● **TASK BRIEF**: Report back every line in the data that includes the string "Trainer".

BEGIN LISTED ENTRIES

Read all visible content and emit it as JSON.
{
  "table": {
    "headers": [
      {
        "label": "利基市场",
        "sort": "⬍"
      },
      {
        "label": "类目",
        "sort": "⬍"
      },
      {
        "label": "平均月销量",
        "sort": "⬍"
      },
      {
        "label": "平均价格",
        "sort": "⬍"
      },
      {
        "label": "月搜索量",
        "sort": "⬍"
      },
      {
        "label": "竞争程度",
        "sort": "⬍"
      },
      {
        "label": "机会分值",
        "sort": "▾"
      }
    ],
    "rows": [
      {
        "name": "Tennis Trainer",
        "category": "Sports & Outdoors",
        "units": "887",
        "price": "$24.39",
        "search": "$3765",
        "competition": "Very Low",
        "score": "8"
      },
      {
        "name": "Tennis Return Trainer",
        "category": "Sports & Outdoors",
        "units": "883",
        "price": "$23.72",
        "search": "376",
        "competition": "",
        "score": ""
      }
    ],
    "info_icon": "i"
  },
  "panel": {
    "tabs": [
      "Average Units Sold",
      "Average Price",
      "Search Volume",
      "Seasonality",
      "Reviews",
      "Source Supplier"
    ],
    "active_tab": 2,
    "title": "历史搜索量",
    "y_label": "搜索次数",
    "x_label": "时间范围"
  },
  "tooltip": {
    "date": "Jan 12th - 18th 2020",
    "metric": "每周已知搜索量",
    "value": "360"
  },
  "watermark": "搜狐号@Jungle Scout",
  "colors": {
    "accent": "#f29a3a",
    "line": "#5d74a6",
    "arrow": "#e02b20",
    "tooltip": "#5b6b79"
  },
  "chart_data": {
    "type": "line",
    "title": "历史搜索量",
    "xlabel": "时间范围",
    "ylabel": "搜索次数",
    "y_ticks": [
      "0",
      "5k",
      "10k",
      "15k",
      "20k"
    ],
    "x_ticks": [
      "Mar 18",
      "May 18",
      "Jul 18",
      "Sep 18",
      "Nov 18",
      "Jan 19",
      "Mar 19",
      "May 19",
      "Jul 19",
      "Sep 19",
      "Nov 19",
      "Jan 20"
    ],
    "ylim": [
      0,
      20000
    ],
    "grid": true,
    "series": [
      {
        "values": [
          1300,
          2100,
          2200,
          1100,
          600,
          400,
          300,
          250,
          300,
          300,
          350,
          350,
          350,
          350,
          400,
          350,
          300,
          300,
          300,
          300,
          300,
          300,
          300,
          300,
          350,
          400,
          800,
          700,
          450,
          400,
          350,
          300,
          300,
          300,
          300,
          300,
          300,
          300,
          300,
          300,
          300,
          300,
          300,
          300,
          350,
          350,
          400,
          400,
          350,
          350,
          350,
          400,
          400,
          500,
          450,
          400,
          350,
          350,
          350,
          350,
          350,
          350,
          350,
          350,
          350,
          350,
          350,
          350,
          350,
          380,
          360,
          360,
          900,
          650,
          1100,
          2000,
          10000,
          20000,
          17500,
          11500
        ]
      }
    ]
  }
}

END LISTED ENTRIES

● **ANSWER BELOW**:
        "name": "Tennis Trainer",
        "name": "Tennis Return Trainer",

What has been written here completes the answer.